place to begin.
People's Campaign for Justice: Walmart
A site detailing the issues raised by the
retail dominance of Walmart stores. The site provides evidence of the
economic and environmental damage of Walmart and the condition of workers and
workers rights at Walmart.
The world as we know it through the mass media is filtered
through the social and cultural biases of those who report it and who choose what to show
and print and what not to. Often there are events that, for various reasons, are not
reported or are underreported whose importance is far greater than their media
exposure. Project Censored offers one solution by each year choosing important
stories that, for whatever reason, are not adequately covered.
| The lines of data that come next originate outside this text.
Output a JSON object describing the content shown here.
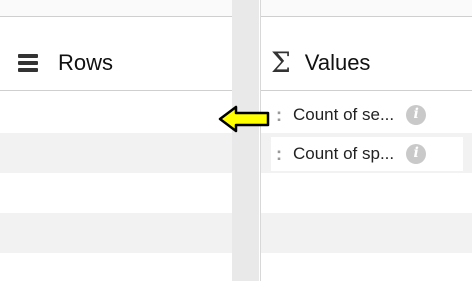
{
  "rows_panel": {
    "title": "Rows",
    "icon": "rows-icon"
  },
  "values_panel": {
    "title": "Values",
    "icon": "sigma-icon",
    "items": [
      {
        "label": "Count of se...",
        "icon": "info-icon"
      },
      {
        "label": "Count of sp...",
        "icon": "info-icon"
      }
    ]
  },
  "annotation": {
    "icon": "yellow-arrow-left-icon",
    "color": "#ffff00"
  }
}
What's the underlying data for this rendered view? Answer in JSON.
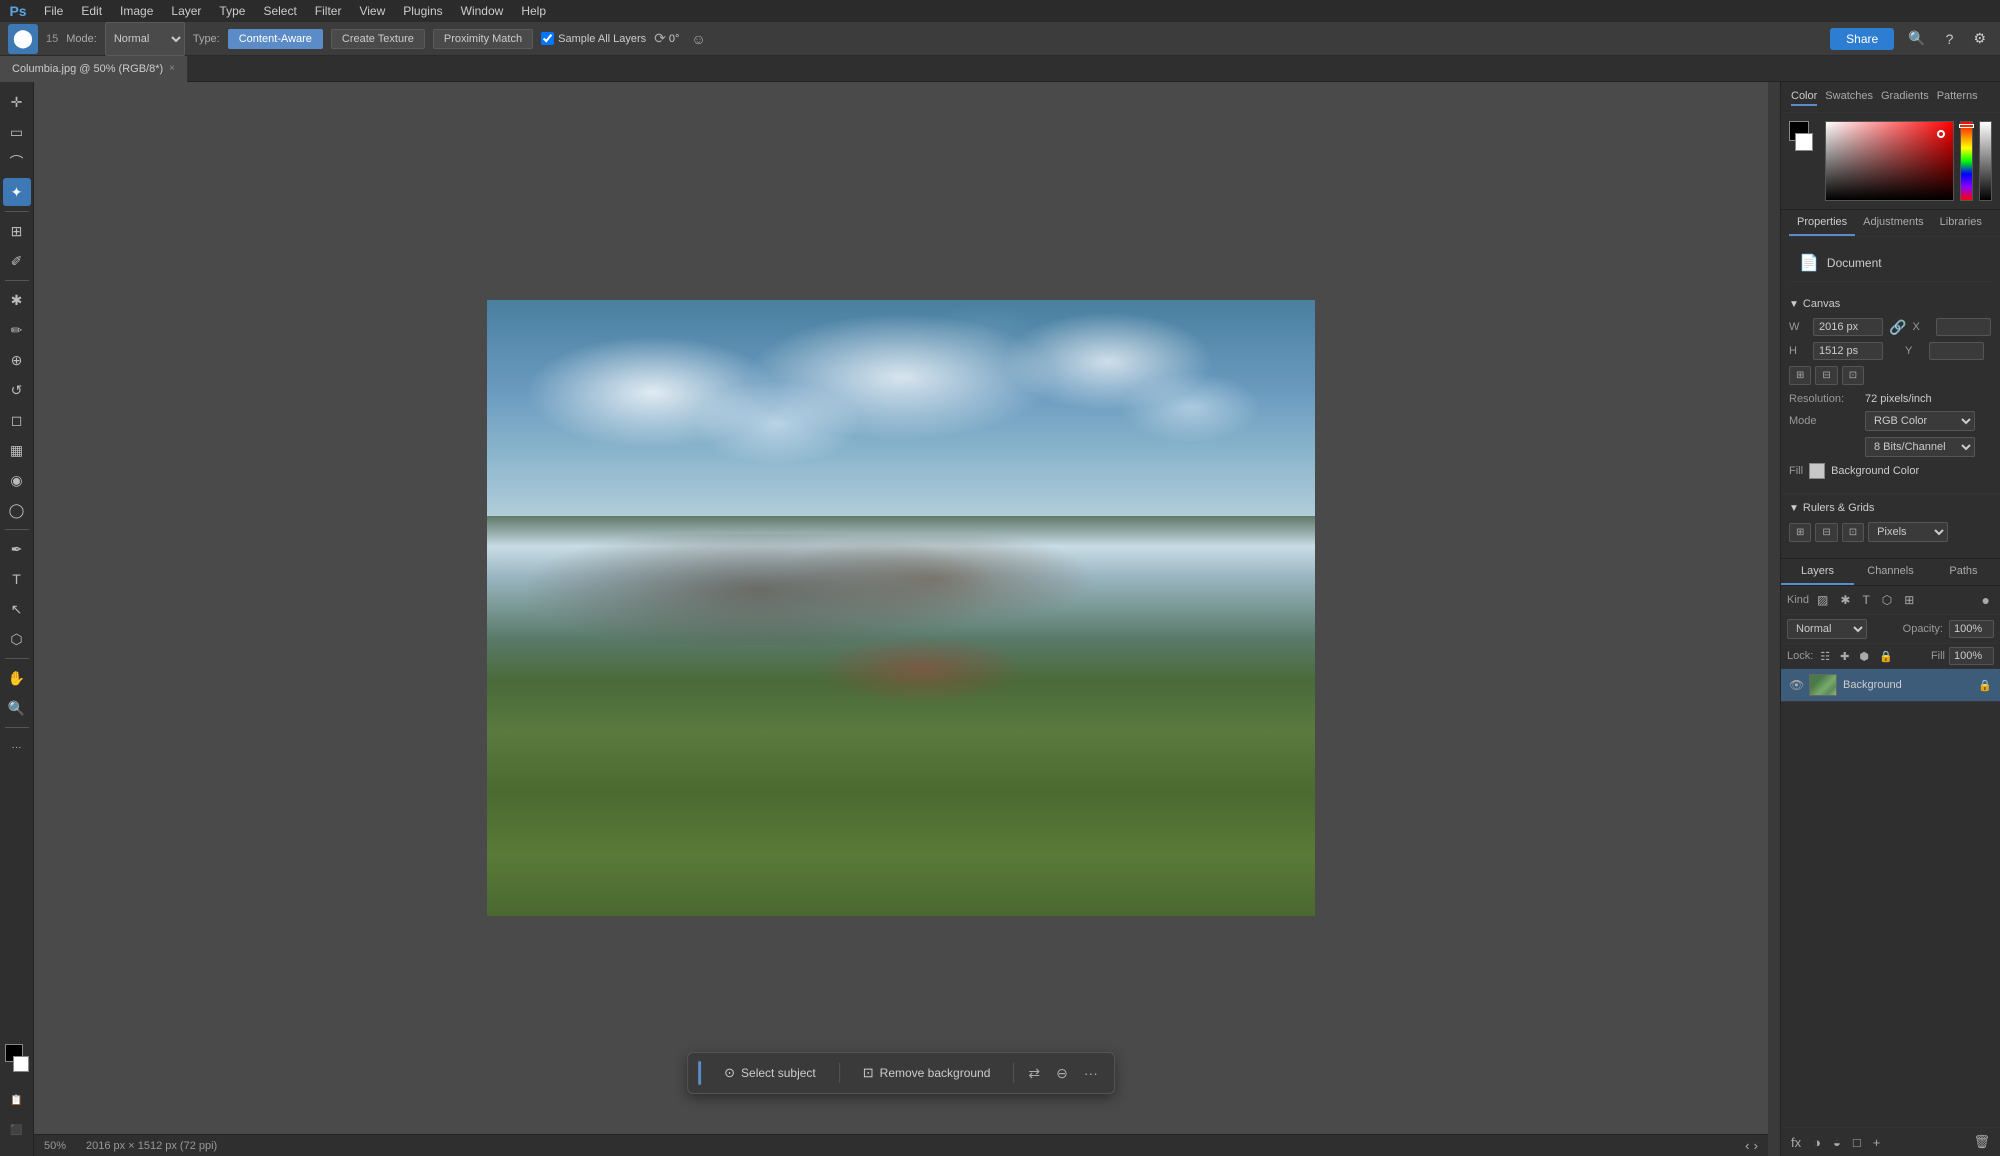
{
  "app": {
    "title": "Adobe Photoshop",
    "logo": "Ps"
  },
  "menu": {
    "items": [
      "File",
      "Edit",
      "Image",
      "Layer",
      "Type",
      "Select",
      "Filter",
      "View",
      "Plugins",
      "Window",
      "Help"
    ]
  },
  "options_bar": {
    "tool_icon": "⬤",
    "brush_size": "15",
    "mode_label": "Mode:",
    "mode_value": "Normal",
    "type_label": "Type:",
    "type_buttons": [
      "Content-Aware",
      "Create Texture",
      "Proximity Match"
    ],
    "active_type": "Content-Aware",
    "sample_all_label": "Sample All Layers",
    "angle_label": "0°",
    "share_label": "Share"
  },
  "tab": {
    "title": "Columbia.jpg @ 50% (RGB/8*)",
    "close": "×"
  },
  "tools": [
    {
      "name": "move",
      "icon": "✛"
    },
    {
      "name": "select-rect",
      "icon": "▭"
    },
    {
      "name": "lasso",
      "icon": "⌒"
    },
    {
      "name": "magic-wand",
      "icon": "✦"
    },
    {
      "name": "crop",
      "icon": "⊞"
    },
    {
      "name": "eyedropper",
      "icon": "✐"
    },
    {
      "name": "healing",
      "icon": "✱"
    },
    {
      "name": "brush",
      "icon": "✏"
    },
    {
      "name": "clone-stamp",
      "icon": "⊕"
    },
    {
      "name": "history-brush",
      "icon": "↺"
    },
    {
      "name": "eraser",
      "icon": "◻"
    },
    {
      "name": "gradient",
      "icon": "▦"
    },
    {
      "name": "blur",
      "icon": "◉"
    },
    {
      "name": "dodge",
      "icon": "◯"
    },
    {
      "name": "pen",
      "icon": "✒"
    },
    {
      "name": "type",
      "icon": "T"
    },
    {
      "name": "path-select",
      "icon": "↖"
    },
    {
      "name": "shape",
      "icon": "⬡"
    },
    {
      "name": "hand",
      "icon": "✋"
    },
    {
      "name": "zoom",
      "icon": "🔍"
    },
    {
      "name": "more",
      "icon": "···"
    }
  ],
  "canvas": {
    "zoom": "50%",
    "dimensions": "2016 px × 1512 px (72 ppi)",
    "status": "50%"
  },
  "floating_toolbar": {
    "select_subject_label": "Select subject",
    "remove_bg_label": "Remove background",
    "more_icon": "···"
  },
  "color_panel": {
    "tabs": [
      "Color",
      "Swatches",
      "Gradients",
      "Patterns"
    ],
    "active_tab": "Color"
  },
  "properties_panel": {
    "tabs": [
      "Properties",
      "Adjustments",
      "Libraries"
    ],
    "active_tab": "Properties",
    "document_label": "Document",
    "canvas_section": "Canvas",
    "width_label": "W",
    "width_value": "2016 px",
    "height_label": "H",
    "height_value": "1512 ps",
    "x_label": "X",
    "y_label": "Y",
    "resolution_label": "Resolution:",
    "resolution_value": "72 pixels/inch",
    "mode_label": "Mode",
    "mode_value": "RGB Color",
    "bits_value": "8 Bits/Channel",
    "fill_label": "Fill",
    "fill_value": "Background Color",
    "rulers_section": "Rulers & Grids",
    "rulers_unit": "Pixels"
  },
  "layers_panel": {
    "tabs": [
      "Layers",
      "Channels",
      "Paths"
    ],
    "active_tab": "Layers",
    "blend_mode": "Normal",
    "opacity_label": "Opacity:",
    "opacity_value": "100%",
    "lock_label": "Lock:",
    "fill_label": "Fill",
    "fill_value": "100%",
    "layers": [
      {
        "name": "Background",
        "visible": true,
        "locked": true,
        "type": "image"
      }
    ]
  },
  "status_bar": {
    "zoom": "50%",
    "dimensions": "2016 px × 1512 px (72 ppi)"
  }
}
Companies on the Internet: A Tutorial
A useful resource for getting information on
corporations. However the site is designed largely for getting economic
information(e.g. sales prospects, home pages, financial information); there is
little on the effects of corporations, and, interestingly, no links to sites such as Corporate Watch or Multinational Monitor
that critically examine the actions of corporations.
- Researching Corporations
This is the site to go to find out the information on
corporations that they probably would rather you didn't know; it's not the kind of things
you'll find in corporate press releases. The site contains practical instructions on
how to research a particular corporation, as well as links to other groups and campaigns
that seek to stop corporate abuse. Check out the "social responsibility"
feature and find out what corporate shareholders can do, and what some groups are doing.
Excellent resources on ways to hold corporations
accountable for their action, along with an interesting timeline on corporate
responsibility. And check the resource page for information
such as how much public money goes to support private corporations (The Public Cost of Private
Top 100 Corporate Criminals of the Decade
Josh On has put together a fabulous site. It
is based on the the idea, outlined in the 1950s by C. Wright Mills, that there is in the
United States a "power elite" that control most of our resources. On this
site you can find out who the power elite is by examining the interlocking membership of
people on corporate boards. The site allows users to select corporations, view the
names of corporate directors, and then examine their history and the other boards on which
they serve. It is a sobering exercise.
Check out this list of corporations that have been caught
breaking the law. Be sure to go to the annotated
version for a summary of each of the crimes.
The Wall Street
Executive Library provides relevant, up-to-date links to beneficial Websites dedicated to
business and economics news, resources, and information. The site is broken into three
sections: News, Information, and Reference; Research/ Intelligence; and Personal. All
links are accessible from the homepage, and new sites and "hot" sites are
denoted with icons. (Scout Report for Business and Economics, 1/17/2000)
In Spring 2005, Wal-Mart Watch began its nationwide public education campaign to challenge the world’s largest retailer to become a better employer, neighbor, and corporate citizen.
This site will help you find out how Wal mart is doing.
Web100: Big Business on the
This site indexes only "the largest American and
international companies on the Web," with links to homepages, five-year income
profiles, stock quotes, Hoover company capsules, and reviews from the Dow Jones Business
Directory. Top businesses may be searched via the Web100 database or viewed by industry,
region, or revenue ranking, and a newswire keeps users abreast of the latest big business
headlines. (The Scout Report for Business and Economics, 11/19/98
List of Fortune 500
List of Fortune 500 companies with links to the corporate
websites along with brief histories.
Who Owns What
Over the past decade there has been a growing concentration of media
ownership, such that a few major corporations control most of what we see and hear about
the rest of the world. As this site maintained by the Columbia Journalism Review
says, " Media companies continue to grow, and a
shrinking number of them shape what we view and read. What does that mean for journalists
-- and for the nation?" Here you can check out which corporations own which media